That France has more Michelin-star restaurants than any other country will not come as a shock to most people, nor will the fact that Paris is home to almost a quarter of them. What might be surprising, however, is the cost of the dishes.
Home to almost a quarter of all Michelin-star restaurants in the country, Paris has established itself as gastronomy heaven. But while Michelin-starred cuisine is known to be pricey, a meal at any of the carefully chosen establishments on this list can actually be enjoyed for less than the price of a tank of gas.
Septime is the place to be (and be seen) on the Rue de Charonne. As such, getting a reservation, even for lunch, can be a challenge. But it’s one well worth taking on as the food more than merits the buzz around the restaurant; it’s fresh, modern, and well-presented. In the past, standout dishes have included the raw venison with tarragon and Kalamata olives, whiting with endives and orange butter, and, for dessert, quince and verbena crumble.
There’s a lot of history at Benoit. Opened 1912, it remains the only Parisian bistro to feature in the Michelin Guide. It was owned for 93 years by the Petit family, who then passed it on to the Alain Ducasse team in 2005. The atmosphere is always warm and welcoming and the décor of red velvet and brass benches, carved glass panels and marble columns, as well as the famous bar, give off an air of reassuring permanence. The classics of French cuisine can all be found here, tastefully and thoughtfully updated, and the lunch menu is a particularly reasonable offering.
The balance of tradition and modernity at La Table d’Eugène is assured by the strict observance of seasonality. The menu is updated every 10 days and is inspired by the exceptional herbs, vegetables, and animals grown and raised by the restaurant’s network of small producers. Head chef Geoffroy Maillard and sous-chef François Vaudeschamps together create complex and complimentary dishes that attest to the Alain Chapel quote that “cooking is much more than recipes”. The five-course tasting menu is a treat but if you have the chance to stretch to the eight-course option then go for it.

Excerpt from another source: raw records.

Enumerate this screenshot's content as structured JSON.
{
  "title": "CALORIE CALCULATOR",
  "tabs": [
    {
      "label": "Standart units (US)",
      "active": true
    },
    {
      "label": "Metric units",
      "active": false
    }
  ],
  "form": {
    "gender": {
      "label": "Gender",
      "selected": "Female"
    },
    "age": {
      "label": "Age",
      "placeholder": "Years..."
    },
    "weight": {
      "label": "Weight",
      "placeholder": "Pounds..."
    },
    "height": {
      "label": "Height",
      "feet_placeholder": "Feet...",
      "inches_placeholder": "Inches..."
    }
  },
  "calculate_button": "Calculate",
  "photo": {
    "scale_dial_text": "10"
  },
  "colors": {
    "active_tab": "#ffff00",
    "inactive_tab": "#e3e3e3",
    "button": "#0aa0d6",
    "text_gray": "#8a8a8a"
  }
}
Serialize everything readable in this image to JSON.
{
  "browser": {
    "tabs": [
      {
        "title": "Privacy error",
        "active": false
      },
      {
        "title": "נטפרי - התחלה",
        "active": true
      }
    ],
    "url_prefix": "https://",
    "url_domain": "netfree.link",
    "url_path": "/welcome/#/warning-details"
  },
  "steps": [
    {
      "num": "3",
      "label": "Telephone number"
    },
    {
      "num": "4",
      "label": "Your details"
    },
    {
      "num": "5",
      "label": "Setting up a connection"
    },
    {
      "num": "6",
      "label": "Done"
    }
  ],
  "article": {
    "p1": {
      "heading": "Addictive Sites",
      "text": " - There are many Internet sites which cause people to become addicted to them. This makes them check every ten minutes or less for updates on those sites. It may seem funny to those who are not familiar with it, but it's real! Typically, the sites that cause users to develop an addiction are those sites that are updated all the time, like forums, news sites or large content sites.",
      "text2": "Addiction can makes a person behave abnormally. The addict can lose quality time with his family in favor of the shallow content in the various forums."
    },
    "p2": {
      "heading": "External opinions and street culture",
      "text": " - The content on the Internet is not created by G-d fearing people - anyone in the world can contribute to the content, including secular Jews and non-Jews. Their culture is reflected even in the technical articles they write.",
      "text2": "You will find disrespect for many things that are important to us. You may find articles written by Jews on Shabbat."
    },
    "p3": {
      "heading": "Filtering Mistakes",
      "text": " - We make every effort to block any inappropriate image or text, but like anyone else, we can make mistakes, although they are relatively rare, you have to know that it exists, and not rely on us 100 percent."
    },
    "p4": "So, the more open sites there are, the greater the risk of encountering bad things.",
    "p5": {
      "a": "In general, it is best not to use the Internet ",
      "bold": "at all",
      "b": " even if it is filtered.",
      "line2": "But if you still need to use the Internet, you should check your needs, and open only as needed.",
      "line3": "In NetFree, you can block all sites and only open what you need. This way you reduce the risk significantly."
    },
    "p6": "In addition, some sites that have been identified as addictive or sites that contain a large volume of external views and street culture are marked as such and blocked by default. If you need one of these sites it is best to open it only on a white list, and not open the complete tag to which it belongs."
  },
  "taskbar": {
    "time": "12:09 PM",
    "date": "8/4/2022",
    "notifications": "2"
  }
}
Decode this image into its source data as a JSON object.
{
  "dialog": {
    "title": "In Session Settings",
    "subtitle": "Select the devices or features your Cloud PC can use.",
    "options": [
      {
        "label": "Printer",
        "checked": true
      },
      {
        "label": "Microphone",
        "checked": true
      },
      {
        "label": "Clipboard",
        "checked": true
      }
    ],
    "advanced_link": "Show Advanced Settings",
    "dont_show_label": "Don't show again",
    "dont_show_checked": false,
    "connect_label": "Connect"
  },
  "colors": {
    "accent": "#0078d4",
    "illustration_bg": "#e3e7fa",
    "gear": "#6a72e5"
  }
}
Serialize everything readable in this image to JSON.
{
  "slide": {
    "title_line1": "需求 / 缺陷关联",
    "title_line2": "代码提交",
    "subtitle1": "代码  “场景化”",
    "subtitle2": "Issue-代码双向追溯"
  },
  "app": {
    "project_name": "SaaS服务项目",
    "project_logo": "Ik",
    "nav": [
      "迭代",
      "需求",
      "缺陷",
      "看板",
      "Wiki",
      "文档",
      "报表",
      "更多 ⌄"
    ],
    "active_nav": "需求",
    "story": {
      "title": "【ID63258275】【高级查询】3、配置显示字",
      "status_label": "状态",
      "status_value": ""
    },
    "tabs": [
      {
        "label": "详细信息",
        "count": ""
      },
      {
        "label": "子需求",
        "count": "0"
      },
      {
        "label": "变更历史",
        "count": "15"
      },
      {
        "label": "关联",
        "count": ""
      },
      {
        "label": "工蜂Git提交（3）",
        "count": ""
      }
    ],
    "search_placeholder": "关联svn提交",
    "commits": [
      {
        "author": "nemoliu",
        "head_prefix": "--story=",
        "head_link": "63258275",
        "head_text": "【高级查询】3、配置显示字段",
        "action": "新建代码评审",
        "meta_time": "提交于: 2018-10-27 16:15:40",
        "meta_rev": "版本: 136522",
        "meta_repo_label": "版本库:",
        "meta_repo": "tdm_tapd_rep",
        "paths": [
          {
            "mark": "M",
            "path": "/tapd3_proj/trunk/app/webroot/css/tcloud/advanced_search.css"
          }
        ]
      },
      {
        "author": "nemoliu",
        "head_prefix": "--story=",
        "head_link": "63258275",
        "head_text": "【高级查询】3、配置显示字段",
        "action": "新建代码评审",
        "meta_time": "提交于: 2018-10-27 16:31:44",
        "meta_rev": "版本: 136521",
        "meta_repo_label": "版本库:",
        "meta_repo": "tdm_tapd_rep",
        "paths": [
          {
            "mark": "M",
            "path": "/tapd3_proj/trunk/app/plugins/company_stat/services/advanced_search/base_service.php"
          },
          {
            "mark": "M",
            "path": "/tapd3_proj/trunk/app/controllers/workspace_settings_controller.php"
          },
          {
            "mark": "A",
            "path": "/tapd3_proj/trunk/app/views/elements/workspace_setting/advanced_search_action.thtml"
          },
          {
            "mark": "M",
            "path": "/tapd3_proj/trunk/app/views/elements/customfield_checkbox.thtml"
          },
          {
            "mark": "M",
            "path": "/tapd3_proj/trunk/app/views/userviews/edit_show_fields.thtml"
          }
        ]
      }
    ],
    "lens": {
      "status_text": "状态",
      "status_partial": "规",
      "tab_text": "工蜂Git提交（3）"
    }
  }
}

La Table du 11, an intimately proportioned restaurant with an open kitchen and cosy atmosphere, opened on Versaille’s Rue Saint-Honoré in February 2015. Within a year, its young head chef and owner, Jean-Baptiste Lavergne-Morazzani, had won his first Michelin star. With over a decade’s experience working under Gordon Ramsay at the Trianon Palace, Yannick Alléno at Le Meurice, and Philippe Bélissent at Cobéa, Lavergne-Morazzani was well placed to launch his first independent venture at just 25. The restaurant makes the perfect end (or midday break) to a day trip visiting the Palace of Versailles.
La Truffière welcomed its new head chef, Christophe Poard, in February 2016. Before his arrival at this Parisian institution, he had worked in the celebrated kitchens of the Casino de Deauville, the three-starred Schwarzwaldstube restaurant in Antwerp, the Carlsbad Plaza in the Czech Republic, and the Château d’Hassonville in Belgium. Since his arrival, he has made his mark on the menu, adding to its reputation as a premier destination for lovers of wine (it has the second-largest number of references in the city), seafood, and cheese. The restaurant’s three-course signature menu can be tasted at an affordable price.
Garance, located not too far from Les Invalides on the left bank, is the project of head chef Guillaume Iskandar and sommelier and director Guillaume Muller, who formerly worked alongside Alain Passard at his three-star Parisian restaurant, Arpège. Together they have created a dining experience that is all about cool design, clean flavours, and the delights of an intelligently stocked cellar. If you aren’t drinking, lunch menus start at affordable prices and dinner begins at €70 (£61).